EXERCISE DETAILS:
From the entries below, copy every line holding the word "Real".

RECORD SET:
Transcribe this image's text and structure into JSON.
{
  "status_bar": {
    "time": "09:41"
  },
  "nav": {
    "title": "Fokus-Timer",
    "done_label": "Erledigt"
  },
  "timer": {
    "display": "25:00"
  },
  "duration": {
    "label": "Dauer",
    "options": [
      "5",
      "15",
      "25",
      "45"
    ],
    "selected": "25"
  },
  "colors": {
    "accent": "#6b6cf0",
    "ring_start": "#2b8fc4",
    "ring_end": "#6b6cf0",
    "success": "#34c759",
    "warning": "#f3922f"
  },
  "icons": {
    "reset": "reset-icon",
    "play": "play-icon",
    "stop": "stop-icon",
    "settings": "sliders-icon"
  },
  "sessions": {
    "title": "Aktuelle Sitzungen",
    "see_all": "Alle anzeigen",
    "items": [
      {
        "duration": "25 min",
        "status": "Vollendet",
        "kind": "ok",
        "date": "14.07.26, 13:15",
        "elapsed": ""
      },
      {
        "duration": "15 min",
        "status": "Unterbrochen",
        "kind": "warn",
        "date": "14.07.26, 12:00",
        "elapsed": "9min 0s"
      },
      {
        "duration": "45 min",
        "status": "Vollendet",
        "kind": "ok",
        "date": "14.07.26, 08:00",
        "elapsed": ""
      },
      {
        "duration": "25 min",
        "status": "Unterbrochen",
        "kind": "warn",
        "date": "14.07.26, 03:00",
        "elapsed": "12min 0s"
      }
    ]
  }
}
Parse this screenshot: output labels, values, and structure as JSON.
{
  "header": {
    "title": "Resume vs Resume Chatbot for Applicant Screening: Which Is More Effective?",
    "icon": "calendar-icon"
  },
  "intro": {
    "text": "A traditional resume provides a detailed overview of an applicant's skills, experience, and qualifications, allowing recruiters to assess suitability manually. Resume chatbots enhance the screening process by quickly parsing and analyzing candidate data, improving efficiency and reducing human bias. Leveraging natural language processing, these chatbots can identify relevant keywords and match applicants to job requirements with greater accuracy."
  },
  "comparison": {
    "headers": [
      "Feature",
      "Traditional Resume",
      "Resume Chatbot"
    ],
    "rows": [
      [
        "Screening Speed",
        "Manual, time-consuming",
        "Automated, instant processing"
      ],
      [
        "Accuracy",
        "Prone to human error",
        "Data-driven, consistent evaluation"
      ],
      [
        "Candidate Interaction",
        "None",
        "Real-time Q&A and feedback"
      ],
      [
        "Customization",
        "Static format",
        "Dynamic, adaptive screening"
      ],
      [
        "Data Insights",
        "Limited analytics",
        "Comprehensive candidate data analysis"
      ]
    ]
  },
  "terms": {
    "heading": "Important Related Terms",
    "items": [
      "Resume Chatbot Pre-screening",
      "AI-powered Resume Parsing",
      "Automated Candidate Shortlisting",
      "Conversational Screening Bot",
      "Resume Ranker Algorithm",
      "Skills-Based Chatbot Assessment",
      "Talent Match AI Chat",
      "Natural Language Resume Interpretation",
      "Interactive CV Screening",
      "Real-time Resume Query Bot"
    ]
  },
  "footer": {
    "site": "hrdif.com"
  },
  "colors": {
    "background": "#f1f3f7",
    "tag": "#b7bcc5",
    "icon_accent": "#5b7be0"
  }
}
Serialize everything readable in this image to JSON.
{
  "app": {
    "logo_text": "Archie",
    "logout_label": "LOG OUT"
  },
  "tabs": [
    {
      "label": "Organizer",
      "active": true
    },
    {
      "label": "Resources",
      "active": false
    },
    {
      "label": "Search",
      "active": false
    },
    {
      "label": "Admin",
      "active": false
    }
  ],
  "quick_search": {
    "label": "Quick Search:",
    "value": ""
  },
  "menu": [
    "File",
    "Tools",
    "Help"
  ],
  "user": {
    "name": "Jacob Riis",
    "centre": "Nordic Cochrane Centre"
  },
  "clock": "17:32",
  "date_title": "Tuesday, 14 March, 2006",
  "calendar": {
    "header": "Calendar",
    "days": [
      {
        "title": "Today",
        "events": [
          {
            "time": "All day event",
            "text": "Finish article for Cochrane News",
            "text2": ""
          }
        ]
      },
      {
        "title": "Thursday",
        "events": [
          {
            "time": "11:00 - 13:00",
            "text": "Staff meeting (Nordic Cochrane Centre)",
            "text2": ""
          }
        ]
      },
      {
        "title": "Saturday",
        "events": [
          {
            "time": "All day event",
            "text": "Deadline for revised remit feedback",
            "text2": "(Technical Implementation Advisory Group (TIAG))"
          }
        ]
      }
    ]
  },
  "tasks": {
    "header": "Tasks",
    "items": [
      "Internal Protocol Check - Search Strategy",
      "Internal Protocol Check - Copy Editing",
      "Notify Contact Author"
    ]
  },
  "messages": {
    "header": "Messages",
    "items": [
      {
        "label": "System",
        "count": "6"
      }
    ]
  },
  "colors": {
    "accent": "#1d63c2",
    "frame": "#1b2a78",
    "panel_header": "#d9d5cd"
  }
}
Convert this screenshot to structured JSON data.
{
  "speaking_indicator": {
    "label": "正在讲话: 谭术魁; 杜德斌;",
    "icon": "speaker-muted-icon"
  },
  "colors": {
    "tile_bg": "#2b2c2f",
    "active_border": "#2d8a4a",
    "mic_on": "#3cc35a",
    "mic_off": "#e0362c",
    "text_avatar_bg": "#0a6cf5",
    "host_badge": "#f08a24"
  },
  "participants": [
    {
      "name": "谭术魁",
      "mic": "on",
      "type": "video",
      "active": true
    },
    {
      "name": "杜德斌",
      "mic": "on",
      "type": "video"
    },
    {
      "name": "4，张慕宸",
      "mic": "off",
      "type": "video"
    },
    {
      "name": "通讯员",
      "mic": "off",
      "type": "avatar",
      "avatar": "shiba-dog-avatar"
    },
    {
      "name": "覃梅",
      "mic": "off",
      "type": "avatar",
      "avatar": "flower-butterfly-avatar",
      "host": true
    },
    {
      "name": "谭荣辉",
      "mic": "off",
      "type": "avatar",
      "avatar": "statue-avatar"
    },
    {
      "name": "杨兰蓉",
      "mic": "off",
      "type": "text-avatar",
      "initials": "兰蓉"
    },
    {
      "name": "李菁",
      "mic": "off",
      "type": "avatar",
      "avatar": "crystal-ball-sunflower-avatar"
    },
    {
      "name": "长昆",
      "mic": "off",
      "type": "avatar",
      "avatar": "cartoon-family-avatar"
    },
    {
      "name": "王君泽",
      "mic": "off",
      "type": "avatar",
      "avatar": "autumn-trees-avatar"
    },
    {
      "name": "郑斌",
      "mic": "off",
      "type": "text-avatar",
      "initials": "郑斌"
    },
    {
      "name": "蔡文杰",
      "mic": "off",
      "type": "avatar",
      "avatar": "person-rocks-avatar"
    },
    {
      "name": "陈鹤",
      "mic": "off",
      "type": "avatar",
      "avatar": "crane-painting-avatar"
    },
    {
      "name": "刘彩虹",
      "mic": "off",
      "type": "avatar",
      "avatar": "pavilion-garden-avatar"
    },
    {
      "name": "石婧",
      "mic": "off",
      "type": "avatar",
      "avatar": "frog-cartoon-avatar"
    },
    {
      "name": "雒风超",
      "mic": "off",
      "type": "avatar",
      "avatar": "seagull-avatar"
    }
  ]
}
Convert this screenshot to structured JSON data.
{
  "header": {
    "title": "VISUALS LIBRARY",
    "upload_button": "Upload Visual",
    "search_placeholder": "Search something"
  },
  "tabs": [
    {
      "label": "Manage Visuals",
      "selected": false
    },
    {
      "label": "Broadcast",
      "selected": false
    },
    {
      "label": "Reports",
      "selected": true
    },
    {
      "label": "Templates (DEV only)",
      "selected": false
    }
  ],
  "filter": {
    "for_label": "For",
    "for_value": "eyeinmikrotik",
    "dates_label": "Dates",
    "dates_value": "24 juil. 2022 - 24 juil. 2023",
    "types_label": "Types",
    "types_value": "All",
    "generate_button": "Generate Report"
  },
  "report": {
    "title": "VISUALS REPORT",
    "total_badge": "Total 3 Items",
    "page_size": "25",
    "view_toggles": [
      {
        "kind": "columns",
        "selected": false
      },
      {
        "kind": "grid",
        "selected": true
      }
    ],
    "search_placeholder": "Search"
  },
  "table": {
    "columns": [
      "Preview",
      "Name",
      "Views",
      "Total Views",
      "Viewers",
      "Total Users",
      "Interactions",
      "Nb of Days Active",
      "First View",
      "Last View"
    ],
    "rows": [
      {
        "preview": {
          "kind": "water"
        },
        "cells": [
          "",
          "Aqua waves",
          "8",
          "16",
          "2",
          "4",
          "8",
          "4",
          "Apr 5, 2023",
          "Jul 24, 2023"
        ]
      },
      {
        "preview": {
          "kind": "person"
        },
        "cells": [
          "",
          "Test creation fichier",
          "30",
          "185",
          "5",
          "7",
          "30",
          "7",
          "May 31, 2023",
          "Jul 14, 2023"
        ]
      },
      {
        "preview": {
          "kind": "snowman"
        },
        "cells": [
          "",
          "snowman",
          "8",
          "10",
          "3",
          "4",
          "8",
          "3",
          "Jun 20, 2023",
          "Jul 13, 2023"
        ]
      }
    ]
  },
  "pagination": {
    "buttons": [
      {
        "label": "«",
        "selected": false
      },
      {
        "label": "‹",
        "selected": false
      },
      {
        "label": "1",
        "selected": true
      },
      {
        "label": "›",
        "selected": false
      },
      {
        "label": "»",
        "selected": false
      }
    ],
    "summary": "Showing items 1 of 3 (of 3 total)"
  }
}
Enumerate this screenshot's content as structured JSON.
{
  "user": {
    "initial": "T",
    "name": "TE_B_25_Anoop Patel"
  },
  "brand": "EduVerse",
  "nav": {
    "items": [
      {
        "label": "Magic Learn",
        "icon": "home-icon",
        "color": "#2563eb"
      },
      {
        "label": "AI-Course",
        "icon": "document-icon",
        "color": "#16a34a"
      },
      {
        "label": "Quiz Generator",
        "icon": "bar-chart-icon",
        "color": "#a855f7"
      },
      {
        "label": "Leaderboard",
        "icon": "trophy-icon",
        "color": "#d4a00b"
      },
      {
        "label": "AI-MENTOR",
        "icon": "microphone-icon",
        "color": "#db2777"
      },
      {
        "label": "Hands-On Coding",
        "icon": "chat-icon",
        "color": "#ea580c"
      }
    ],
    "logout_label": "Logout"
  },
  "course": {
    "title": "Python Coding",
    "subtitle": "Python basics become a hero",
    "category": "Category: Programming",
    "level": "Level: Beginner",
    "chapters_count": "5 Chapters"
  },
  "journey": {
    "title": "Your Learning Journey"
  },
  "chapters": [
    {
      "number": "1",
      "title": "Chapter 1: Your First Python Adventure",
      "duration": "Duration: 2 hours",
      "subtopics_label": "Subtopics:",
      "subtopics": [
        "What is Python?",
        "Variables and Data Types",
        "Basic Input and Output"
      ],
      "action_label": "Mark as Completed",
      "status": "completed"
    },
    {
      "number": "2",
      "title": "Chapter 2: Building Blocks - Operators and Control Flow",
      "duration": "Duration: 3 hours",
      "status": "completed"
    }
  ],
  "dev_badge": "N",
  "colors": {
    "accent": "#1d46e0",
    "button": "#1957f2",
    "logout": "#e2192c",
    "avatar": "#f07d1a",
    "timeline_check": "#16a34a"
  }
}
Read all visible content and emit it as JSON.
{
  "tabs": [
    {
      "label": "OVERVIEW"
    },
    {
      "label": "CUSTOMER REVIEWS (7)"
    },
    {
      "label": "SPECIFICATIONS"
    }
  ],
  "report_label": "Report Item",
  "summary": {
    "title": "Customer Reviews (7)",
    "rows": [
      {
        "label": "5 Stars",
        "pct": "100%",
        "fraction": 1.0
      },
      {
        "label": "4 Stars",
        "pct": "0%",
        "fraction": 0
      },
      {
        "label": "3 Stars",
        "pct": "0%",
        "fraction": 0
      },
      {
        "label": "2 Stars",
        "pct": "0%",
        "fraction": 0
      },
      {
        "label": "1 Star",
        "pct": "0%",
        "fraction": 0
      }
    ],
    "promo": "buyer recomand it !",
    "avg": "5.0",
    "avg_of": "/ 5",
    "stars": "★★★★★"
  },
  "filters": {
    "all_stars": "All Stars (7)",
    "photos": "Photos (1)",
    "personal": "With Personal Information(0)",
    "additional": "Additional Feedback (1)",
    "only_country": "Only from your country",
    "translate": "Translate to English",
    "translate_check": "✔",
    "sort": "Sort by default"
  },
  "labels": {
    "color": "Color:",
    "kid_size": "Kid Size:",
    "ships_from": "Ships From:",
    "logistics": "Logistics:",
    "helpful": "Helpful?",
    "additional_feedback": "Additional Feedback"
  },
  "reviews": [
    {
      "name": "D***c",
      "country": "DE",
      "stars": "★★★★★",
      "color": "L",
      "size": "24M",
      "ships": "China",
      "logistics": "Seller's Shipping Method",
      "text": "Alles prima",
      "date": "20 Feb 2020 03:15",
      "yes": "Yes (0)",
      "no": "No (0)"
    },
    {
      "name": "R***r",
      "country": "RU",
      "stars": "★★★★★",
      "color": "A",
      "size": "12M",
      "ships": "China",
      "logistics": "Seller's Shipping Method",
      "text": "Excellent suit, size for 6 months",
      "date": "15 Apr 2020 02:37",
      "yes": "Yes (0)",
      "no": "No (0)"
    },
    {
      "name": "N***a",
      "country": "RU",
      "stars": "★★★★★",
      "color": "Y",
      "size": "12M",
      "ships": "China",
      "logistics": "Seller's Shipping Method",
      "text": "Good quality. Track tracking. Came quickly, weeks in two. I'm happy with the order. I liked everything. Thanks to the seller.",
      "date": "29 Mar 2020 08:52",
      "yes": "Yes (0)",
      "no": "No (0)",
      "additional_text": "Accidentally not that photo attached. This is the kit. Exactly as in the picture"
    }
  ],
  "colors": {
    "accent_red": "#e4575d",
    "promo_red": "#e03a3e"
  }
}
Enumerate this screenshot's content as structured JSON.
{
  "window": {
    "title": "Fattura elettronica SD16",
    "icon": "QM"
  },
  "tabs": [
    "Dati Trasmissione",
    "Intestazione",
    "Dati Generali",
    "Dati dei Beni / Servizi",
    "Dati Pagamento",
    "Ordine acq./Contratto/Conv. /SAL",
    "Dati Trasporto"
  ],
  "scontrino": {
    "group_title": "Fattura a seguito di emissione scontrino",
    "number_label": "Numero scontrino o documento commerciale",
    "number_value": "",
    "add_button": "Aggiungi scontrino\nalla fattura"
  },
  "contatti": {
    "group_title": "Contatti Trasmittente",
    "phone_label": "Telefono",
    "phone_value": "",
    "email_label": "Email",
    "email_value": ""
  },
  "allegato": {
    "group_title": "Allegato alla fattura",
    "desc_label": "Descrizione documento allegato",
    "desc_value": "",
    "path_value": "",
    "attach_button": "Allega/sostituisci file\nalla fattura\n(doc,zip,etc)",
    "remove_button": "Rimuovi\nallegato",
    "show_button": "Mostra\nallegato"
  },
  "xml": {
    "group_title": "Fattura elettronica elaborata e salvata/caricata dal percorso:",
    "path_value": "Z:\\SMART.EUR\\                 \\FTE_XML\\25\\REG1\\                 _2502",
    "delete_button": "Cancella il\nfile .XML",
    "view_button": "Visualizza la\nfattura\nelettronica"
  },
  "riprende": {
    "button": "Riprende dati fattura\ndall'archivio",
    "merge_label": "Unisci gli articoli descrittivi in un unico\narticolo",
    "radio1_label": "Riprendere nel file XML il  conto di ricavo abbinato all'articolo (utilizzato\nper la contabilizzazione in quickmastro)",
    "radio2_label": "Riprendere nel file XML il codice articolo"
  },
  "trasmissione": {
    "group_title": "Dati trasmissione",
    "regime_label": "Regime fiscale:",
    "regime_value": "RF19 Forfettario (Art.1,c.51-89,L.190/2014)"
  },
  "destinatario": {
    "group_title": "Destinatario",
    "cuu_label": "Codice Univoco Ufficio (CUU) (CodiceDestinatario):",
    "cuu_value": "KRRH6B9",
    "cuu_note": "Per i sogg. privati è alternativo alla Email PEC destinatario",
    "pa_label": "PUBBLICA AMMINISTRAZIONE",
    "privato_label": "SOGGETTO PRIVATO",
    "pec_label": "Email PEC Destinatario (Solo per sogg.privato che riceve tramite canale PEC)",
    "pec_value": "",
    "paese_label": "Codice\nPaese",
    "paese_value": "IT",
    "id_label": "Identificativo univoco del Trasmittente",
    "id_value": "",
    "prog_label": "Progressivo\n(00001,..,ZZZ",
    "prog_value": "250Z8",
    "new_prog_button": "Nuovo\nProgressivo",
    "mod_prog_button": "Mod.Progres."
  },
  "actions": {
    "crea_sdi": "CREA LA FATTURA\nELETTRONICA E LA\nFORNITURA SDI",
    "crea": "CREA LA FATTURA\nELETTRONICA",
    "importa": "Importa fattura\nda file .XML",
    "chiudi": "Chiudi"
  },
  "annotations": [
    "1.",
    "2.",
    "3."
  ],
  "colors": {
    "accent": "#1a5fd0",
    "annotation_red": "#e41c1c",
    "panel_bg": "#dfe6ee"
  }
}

THE COMPLETED TASK:
        "Real-time Q&A and feedback"
      "Real-time Resume Query Bot"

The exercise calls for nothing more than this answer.